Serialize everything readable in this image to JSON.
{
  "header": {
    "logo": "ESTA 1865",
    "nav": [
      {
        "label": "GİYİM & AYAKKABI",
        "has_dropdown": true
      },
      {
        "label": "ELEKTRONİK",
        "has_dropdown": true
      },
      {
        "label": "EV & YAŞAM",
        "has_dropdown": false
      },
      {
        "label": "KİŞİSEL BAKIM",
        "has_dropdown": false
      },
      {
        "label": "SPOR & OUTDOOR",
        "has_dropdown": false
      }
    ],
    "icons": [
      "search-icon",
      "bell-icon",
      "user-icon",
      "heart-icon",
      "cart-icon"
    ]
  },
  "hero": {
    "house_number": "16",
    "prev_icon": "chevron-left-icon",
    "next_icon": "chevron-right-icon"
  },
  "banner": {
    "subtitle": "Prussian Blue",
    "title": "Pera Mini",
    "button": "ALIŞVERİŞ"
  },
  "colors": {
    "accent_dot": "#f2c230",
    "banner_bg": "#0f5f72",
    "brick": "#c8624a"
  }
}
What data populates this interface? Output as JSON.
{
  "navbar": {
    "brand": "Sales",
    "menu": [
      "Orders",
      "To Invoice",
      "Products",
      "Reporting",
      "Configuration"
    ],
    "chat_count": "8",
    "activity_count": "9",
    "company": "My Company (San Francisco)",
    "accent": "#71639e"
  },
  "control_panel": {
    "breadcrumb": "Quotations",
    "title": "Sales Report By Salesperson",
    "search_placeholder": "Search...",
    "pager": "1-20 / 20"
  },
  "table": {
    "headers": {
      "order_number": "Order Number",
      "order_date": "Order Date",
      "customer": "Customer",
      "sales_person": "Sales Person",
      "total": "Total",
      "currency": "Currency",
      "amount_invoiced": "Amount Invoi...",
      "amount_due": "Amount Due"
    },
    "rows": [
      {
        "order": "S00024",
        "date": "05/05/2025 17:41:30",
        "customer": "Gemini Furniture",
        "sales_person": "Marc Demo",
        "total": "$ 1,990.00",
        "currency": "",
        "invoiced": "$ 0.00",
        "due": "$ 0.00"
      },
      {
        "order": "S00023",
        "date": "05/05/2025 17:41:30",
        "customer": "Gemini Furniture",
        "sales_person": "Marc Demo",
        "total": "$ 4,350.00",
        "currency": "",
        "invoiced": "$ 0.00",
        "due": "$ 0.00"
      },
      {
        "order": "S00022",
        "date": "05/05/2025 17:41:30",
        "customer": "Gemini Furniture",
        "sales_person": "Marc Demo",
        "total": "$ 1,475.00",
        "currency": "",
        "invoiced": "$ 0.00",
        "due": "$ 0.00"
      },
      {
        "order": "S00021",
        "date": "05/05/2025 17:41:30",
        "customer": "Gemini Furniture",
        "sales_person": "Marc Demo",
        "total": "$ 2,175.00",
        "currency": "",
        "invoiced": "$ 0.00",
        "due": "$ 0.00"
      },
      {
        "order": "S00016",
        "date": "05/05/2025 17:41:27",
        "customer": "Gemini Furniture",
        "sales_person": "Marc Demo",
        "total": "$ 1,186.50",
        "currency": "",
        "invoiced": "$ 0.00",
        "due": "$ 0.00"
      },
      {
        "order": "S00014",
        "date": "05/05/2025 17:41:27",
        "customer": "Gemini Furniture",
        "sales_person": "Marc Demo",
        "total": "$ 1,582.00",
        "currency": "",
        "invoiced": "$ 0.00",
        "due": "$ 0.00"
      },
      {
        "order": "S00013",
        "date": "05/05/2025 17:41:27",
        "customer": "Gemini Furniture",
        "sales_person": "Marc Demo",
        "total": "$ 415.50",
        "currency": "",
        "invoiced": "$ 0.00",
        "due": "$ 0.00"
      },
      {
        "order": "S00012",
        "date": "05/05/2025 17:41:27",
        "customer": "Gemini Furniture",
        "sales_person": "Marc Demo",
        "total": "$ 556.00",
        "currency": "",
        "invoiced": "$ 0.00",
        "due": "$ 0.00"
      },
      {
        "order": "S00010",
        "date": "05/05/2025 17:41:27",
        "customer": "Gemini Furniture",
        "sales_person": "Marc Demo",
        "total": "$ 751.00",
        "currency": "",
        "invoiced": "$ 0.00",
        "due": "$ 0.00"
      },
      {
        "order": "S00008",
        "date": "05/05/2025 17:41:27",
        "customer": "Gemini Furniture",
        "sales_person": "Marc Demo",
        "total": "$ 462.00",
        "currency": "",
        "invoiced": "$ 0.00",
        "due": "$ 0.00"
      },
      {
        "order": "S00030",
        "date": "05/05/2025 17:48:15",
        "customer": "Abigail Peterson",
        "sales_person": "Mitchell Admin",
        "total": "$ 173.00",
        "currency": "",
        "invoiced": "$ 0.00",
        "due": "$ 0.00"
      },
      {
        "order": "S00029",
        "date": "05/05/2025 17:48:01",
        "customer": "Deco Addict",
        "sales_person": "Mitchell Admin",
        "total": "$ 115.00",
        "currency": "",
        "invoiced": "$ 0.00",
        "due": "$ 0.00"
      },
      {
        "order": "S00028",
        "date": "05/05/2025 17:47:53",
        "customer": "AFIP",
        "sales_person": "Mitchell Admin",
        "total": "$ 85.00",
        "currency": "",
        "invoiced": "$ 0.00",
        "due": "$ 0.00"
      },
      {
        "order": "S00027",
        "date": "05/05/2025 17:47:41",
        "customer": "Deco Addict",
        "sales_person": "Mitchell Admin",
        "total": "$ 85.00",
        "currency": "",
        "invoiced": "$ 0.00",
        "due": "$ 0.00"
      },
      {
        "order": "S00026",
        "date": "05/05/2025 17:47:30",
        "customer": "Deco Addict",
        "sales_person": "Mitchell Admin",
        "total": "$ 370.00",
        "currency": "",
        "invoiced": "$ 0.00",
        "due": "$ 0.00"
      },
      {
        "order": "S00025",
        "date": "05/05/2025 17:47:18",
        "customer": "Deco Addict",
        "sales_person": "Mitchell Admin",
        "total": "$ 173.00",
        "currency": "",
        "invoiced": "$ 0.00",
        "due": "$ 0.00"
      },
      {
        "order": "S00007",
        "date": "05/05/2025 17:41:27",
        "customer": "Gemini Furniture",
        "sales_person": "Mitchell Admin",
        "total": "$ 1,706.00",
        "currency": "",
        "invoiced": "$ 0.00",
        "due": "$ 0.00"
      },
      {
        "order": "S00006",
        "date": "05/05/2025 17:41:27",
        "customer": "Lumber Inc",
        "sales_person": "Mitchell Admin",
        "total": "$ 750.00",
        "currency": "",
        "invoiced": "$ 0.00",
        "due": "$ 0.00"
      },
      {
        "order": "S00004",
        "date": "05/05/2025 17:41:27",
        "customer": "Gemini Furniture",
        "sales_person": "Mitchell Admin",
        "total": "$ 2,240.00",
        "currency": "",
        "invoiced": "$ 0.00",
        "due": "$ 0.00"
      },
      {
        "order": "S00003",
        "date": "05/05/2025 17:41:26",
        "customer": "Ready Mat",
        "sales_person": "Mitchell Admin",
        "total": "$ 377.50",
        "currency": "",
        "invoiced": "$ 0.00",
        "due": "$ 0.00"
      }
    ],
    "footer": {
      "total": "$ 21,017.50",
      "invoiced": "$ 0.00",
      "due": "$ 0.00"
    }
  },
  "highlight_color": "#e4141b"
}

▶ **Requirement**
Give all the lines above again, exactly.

▶ **Worked solution**
Serialize everything readable in this image to JSON.
{
  "header": {
    "logo": "ESTA 1865",
    "nav": [
      {
        "label": "GİYİM & AYAKKABI",
        "has_dropdown": true
      },
      {
        "label": "ELEKTRONİK",
        "has_dropdown": true
      },
      {
        "label": "EV & YAŞAM",
        "has_dropdown": false
      },
      {
        "label": "KİŞİSEL BAKIM",
        "has_dropdown": false
      },
      {
        "label": "SPOR & OUTDOOR",
        "has_dropdown": false
      }
    ],
    "icons": [
      "search-icon",
      "bell-icon",
      "user-icon",
      "heart-icon",
      "cart-icon"
    ]
  },
  "hero": {
    "house_number": "16",
    "prev_icon": "chevron-left-icon",
    "next_icon": "chevron-right-icon"
  },
  "banner": {
    "subtitle": "Prussian Blue",
    "title": "Pera Mini",
    "button": "ALIŞVERİŞ"
  },
  "colors": {
    "accent_dot": "#f2c230",
    "banner_bg": "#0f5f72",
    "brick": "#c8624a"
  }
}
What data populates this interface? Output as JSON.
{
  "navbar": {
    "brand": "Sales",
    "menu": [
      "Orders",
      "To Invoice",
      "Products",
      "Reporting",
      "Configuration"
    ],
    "chat_count": "8",
    "activity_count": "9",
    "company": "My Company (San Francisco)",
    "accent": "#71639e"
  },
  "control_panel": {
    "breadcrumb": "Quotations",
    "title": "Sales Report By Salesperson",
    "search_placeholder": "Search...",
    "pager": "1-20 / 20"
  },
  "table": {
    "headers": {
      "order_number": "Order Number",
      "order_date": "Order Date",
      "customer": "Customer",
      "sales_person": "Sales Person",
      "total": "Total",
      "currency": "Currency",
      "amount_invoiced": "Amount Invoi...",
      "amount_due": "Amount Due"
    },
    "rows": [
      {
        "order": "S00024",
        "date": "05/05/2025 17:41:30",
        "customer": "Gemini Furniture",
        "sales_person": "Marc Demo",
        "total": "$ 1,990.00",
        "currency": "",
        "invoiced": "$ 0.00",
        "due": "$ 0.00"
      },
      {
        "order": "S00023",
        "date": "05/05/2025 17:41:30",
        "customer": "Gemini Furniture",
        "sales_person": "Marc Demo",
        "total": "$ 4,350.00",
        "currency": "",
        "invoiced": "$ 0.00",
        "due": "$ 0.00"
      },
      {
        "order": "S00022",
        "date": "05/05/2025 17:41:30",
        "customer": "Gemini Furniture",
        "sales_person": "Marc Demo",
        "total": "$ 1,475.00",
        "currency": "",
        "invoiced": "$ 0.00",
        "due": "$ 0.00"
      },
      {
        "order": "S00021",
        "date": "05/05/2025 17:41:30",
        "customer": "Gemini Furniture",
        "sales_person": "Marc Demo",
        "total": "$ 2,175.00",
        "currency": "",
        "invoiced": "$ 0.00",
        "due": "$ 0.00"
      },
      {
        "order": "S00016",
        "date": "05/05/2025 17:41:27",
        "customer": "Gemini Furniture",
        "sales_person": "Marc Demo",
        "total": "$ 1,186.50",
        "currency": "",
        "invoiced": "$ 0.00",
        "due": "$ 0.00"
      },
      {
        "order": "S00014",
        "date": "05/05/2025 17:41:27",
        "customer": "Gemini Furniture",
        "sales_person": "Marc Demo",
        "total": "$ 1,582.00",
        "currency": "",
        "invoiced": "$ 0.00",
        "due": "$ 0.00"
      },
      {
        "order": "S00013",
        "date": "05/05/2025 17:41:27",
        "customer": "Gemini Furniture",
        "sales_person": "Marc Demo",
        "total": "$ 415.50",
        "currency": "",
        "invoiced": "$ 0.00",
        "due": "$ 0.00"
      },
      {
        "order": "S00012",
        "date": "05/05/2025 17:41:27",
        "customer": "Gemini Furniture",
        "sales_person": "Marc Demo",
        "total": "$ 556.00",
        "currency": "",
        "invoiced": "$ 0.00",
        "due": "$ 0.00"
      },
      {
        "order": "S00010",
        "date": "05/05/2025 17:41:27",
        "customer": "Gemini Furniture",
        "sales_person": "Marc Demo",
        "total": "$ 751.00",
        "currency": "",
        "invoiced": "$ 0.00",
        "due": "$ 0.00"
      },
      {
        "order": "S00008",
        "date": "05/05/2025 17:41:27",
        "customer": "Gemini Furniture",
        "sales_person": "Marc Demo",
        "total": "$ 462.00",
        "currency": "",
        "invoiced": "$ 0.00",
        "due": "$ 0.00"
      },
      {
        "order": "S00030",
        "date": "05/05/2025 17:48:15",
        "customer": "Abigail Peterson",
        "sales_person": "Mitchell Admin",
        "total": "$ 173.00",
        "currency": "",
        "invoiced": "$ 0.00",
        "due": "$ 0.00"
      },
      {
        "order": "S00029",
        "date": "05/05/2025 17:48:01",
        "customer": "Deco Addict",
        "sales_person": "Mitchell Admin",
        "total": "$ 115.00",
        "currency": "",
        "invoiced": "$ 0.00",
        "due": "$ 0.00"
      },
      {
        "order": "S00028",
        "date": "05/05/2025 17:47:53",
        "customer": "AFIP",
        "sales_person": "Mitchell Admin",
        "total": "$ 85.00",
        "currency": "",
        "invoiced": "$ 0.00",
        "due": "$ 0.00"
      },
      {
        "order": "S00027",
        "date": "05/05/2025 17:47:41",
        "customer": "Deco Addict",
        "sales_person": "Mitchell Admin",
        "total": "$ 85.00",
        "currency": "",
        "invoiced": "$ 0.00",
        "due": "$ 0.00"
      },
      {
        "order": "S00026",
        "date": "05/05/2025 17:47:30",
        "customer": "Deco Addict",
        "sales_person": "Mitchell Admin",
        "total": "$ 370.00",
        "currency": "",
        "invoiced": "$ 0.00",
        "due": "$ 0.00"
      },
      {
        "order": "S00025",
        "date": "05/05/2025 17:47:18",
        "customer": "Deco Addict",
        "sales_person": "Mitchell Admin",
        "total": "$ 173.00",
        "currency": "",
        "invoiced": "$ 0.00",
        "due": "$ 0.00"
      },
      {
        "order": "S00007",
        "date": "05/05/2025 17:41:27",
        "customer": "Gemini Furniture",
        "sales_person": "Mitchell Admin",
        "total": "$ 1,706.00",
        "currency": "",
        "invoiced": "$ 0.00",
        "due": "$ 0.00"
      },
      {
        "order": "S00006",
        "date": "05/05/2025 17:41:27",
        "customer": "Lumber Inc",
        "sales_person": "Mitchell Admin",
        "total": "$ 750.00",
        "currency": "",
        "invoiced": "$ 0.00",
        "due": "$ 0.00"
      },
      {
        "order": "S00004",
        "date": "05/05/2025 17:41:27",
        "customer": "Gemini Furniture",
        "sales_person": "Mitchell Admin",
        "total": "$ 2,240.00",
        "currency": "",
        "invoiced": "$ 0.00",
        "due": "$ 0.00"
      },
      {
        "order": "S00003",
        "date": "05/05/2025 17:41:26",
        "customer": "Ready Mat",
        "sales_person": "Mitchell Admin",
        "total": "$ 377.50",
        "currency": "",
        "invoiced": "$ 0.00",
        "due": "$ 0.00"
      }
    ],
    "footer": {
      "total": "$ 21,017.50",
      "invoiced": "$ 0.00",
      "due": "$ 0.00"
    }
  },
  "highlight_color": "#e4141b"
}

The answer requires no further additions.